Beating diabetes 
The diabetes-muscle connection is one most Americans miss.  This is unfortunate given diabetes contributes to 200,000 deaths annually and is the sixth-leading cause of death in the United States.  Several large scientific reviews have shown that strength training may help manage and reduced the risk of type 2 diabetes.  Research suggests that building muscle improves blood sugar control by increasing the body’s ability to store and process glucose (blood sugar).  According to Dr. Tim Church, MD, MPH, PhD, of the Pennington Biomedical Center, “The biggest consumer of sugar in the blood is muscle.  If you keep your muscles happy, they chew up massive amounts of sugar 3.”      

Staying strong with arthritis 
Exercise scientists have discovered symptoms of knee arthritis are associated with muscle weakness.  In a 2008 review, strength training was shown to be effective at reducing knee pain and improving function among individuals with osteoarthritis.  Strong muscles improve joint integrity while contributing to both formal and informal physical activity.  Increased activity improves circulation and the delivery of nutrients to tissues throughout the body.  Better nutrition translates into healthier tendons, ligaments, cartilage and bone.         

It’s never too late            
One of the most damaging changes linked to muscle loss is a decrease in physical function.  As physical function decreases, older adults are at an increased risk for disability, institutionalization and morbidity (death).  Strength training has been shown to improve several measures of functional performance among older adults4.  According to Dr. Miriam Nelson, exercise scientist at Tufts University, “Muscle is the absolute center piece for being healthy, vital, and independent as we grow older.”  

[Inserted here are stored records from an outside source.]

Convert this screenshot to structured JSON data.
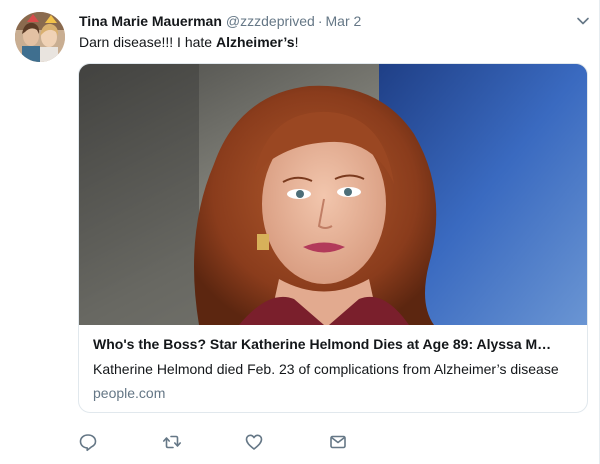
{
  "tweet": {
    "author_name": "Tina Marie Mauerman",
    "handle": "@zzzdeprived",
    "separator": "·",
    "date": "Mar 2",
    "text_prefix": "Darn disease!!! I hate ",
    "text_bold": "Alzheimer’s",
    "text_suffix": "!"
  },
  "card": {
    "title": "Who's the Boss? Star Katherine Helmond Dies at Age 89: Alyssa M…",
    "description": "Katherine Helmond died Feb. 23 of complications from Alzheimer’s disease",
    "domain": "people.com"
  },
  "actions": {
    "reply_icon": "reply-icon",
    "retweet_icon": "retweet-icon",
    "like_icon": "heart-icon",
    "dm_icon": "envelope-icon"
  },
  "colors": {
    "text": "#14171a",
    "muted": "#657786",
    "border": "#e1e8ed",
    "icon": "#657786"
  }
}
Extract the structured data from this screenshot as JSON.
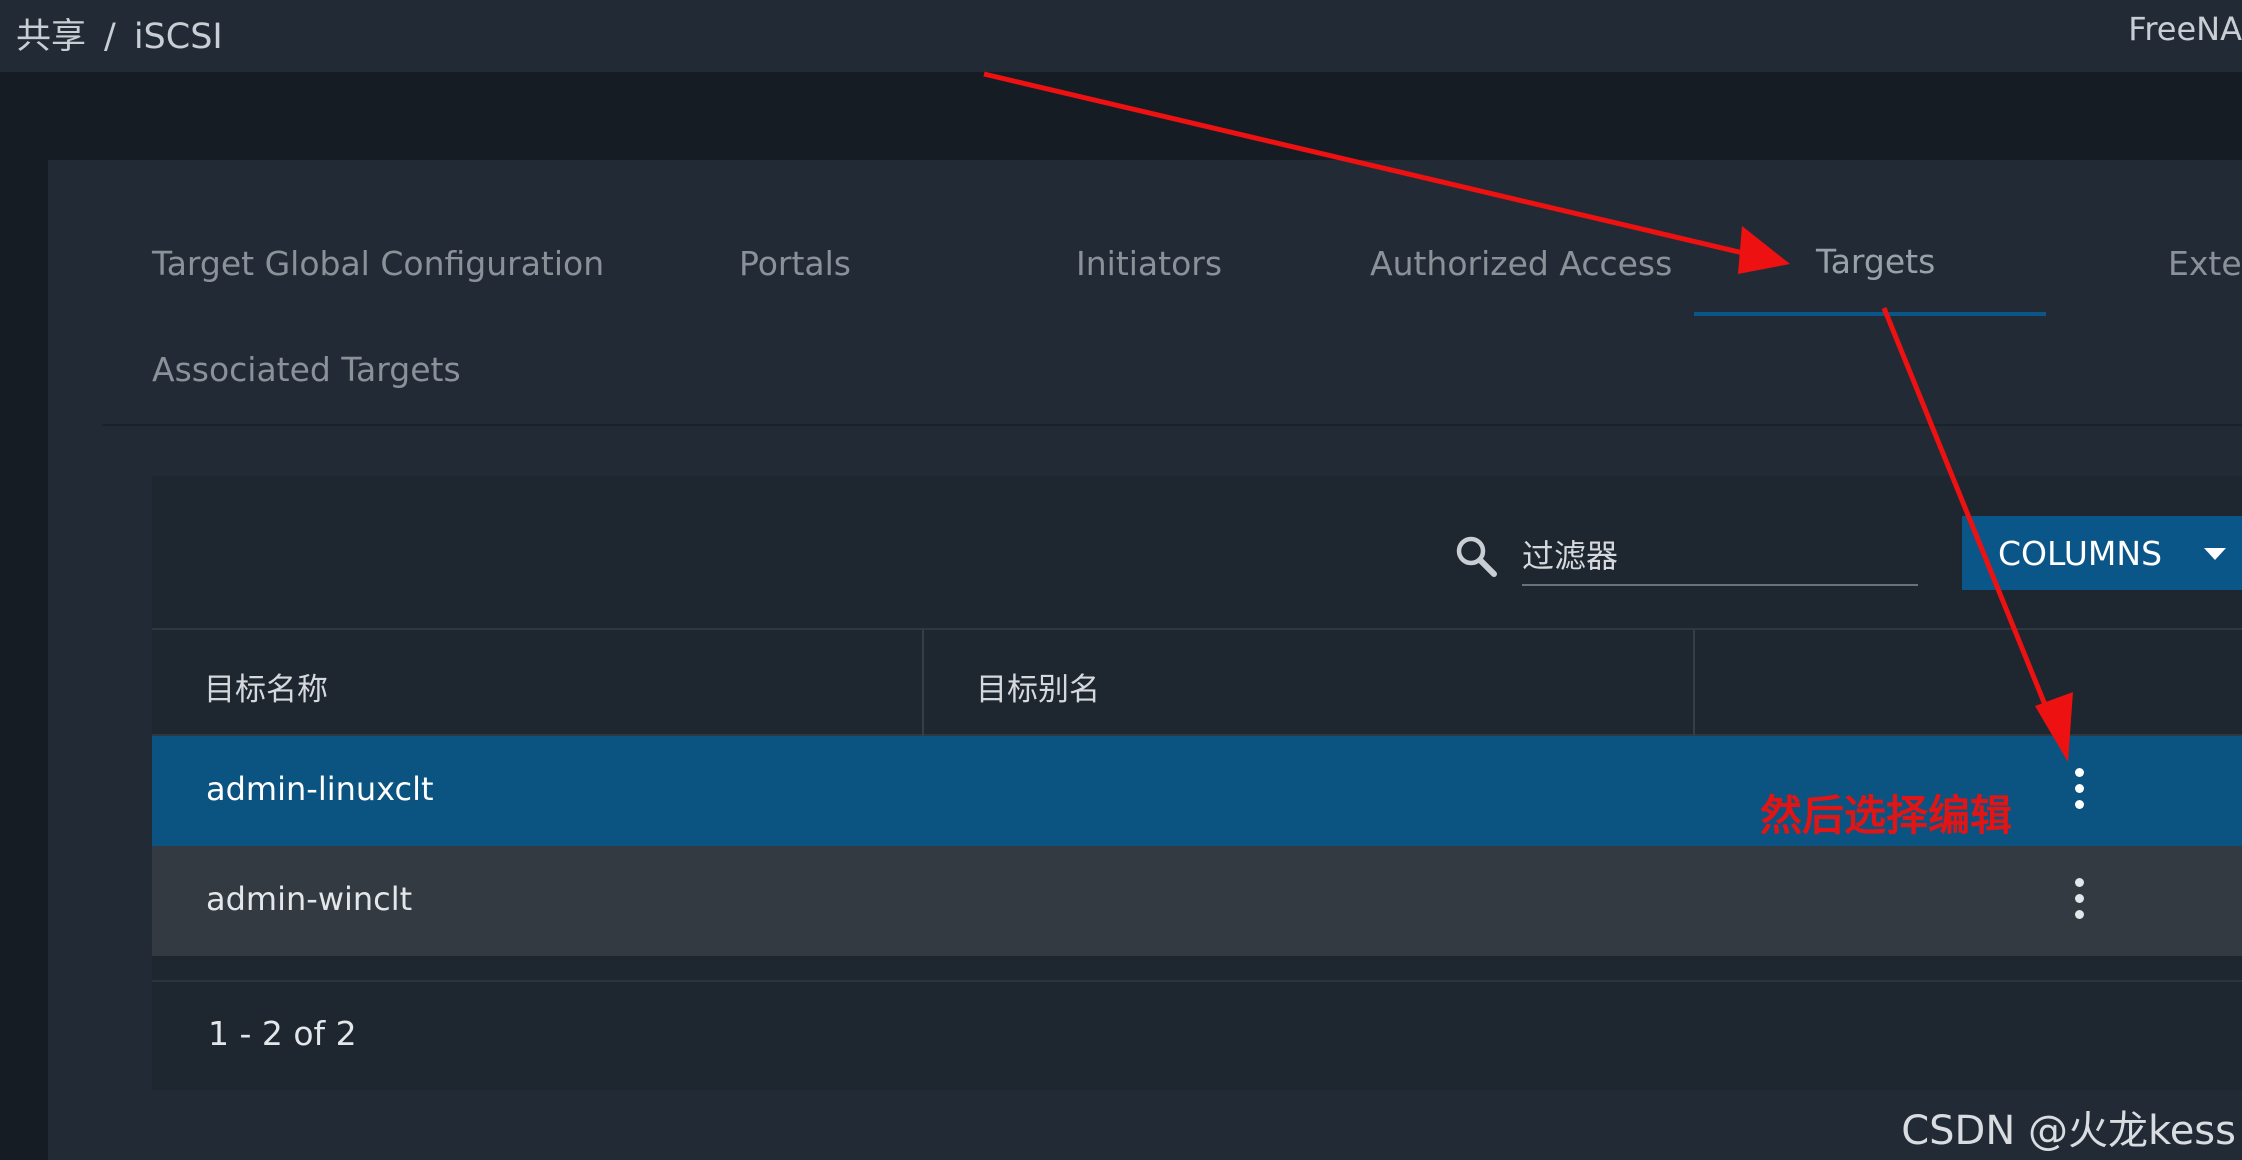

Exercise scientists used to think that losing muscle was a natural part of aging.  We now know that inactivity (our lifestyle) contributes more to muscle loss than aging does.  According to Andrew Weil, M.D., professor of medicine at the University of Arizona, “You can start strength training and benefit from it at any age.”  It’s clear there are numerous health benefits to be gained by strength training.  Given that the older you get, the more benefits there are.  Now is the perfect time to supercharge your health with strength training!     

References 

  1. The Role of Strength Training in the Prevention and Treatment of Chronic Disease.  American Journal of Lifestyle Medicine. 2010;4:293-308.
  2. Effect of resistance training on resting blood pressure: a meta-analysis of randomized controlled trials.Journal of Hypertens.2005;23:251-259. 
  3. Exercise and Health: Making Sense of Conflicting Recommendations.  Timothy Church, MD, MPH, PhD.  2009, SCAN Symposium, Dallas TX.
  4. Effects of heavy and moderate resistance training on functional performance in older adults. Journal of Strength Conditioning Research. 2005;19:652-657.
About the Author
Richard J. Wolff, RD, LDN is the president of MEDFITNESS, St. Charles, a company specializing in efficient, evidence-based strength training. He is an adjunct faculty at the Graduate School at Northern Illinois University and serves on its Health and Wellness Advisory Board. His articles have been featured in Weightlifting USA, Nautilus Americas Fitness Magazine, Personal Fitness, Personal Fitness Professional and Club Industry Magazine. medfitnessprogram.com, Richard@medfitnessprogram.com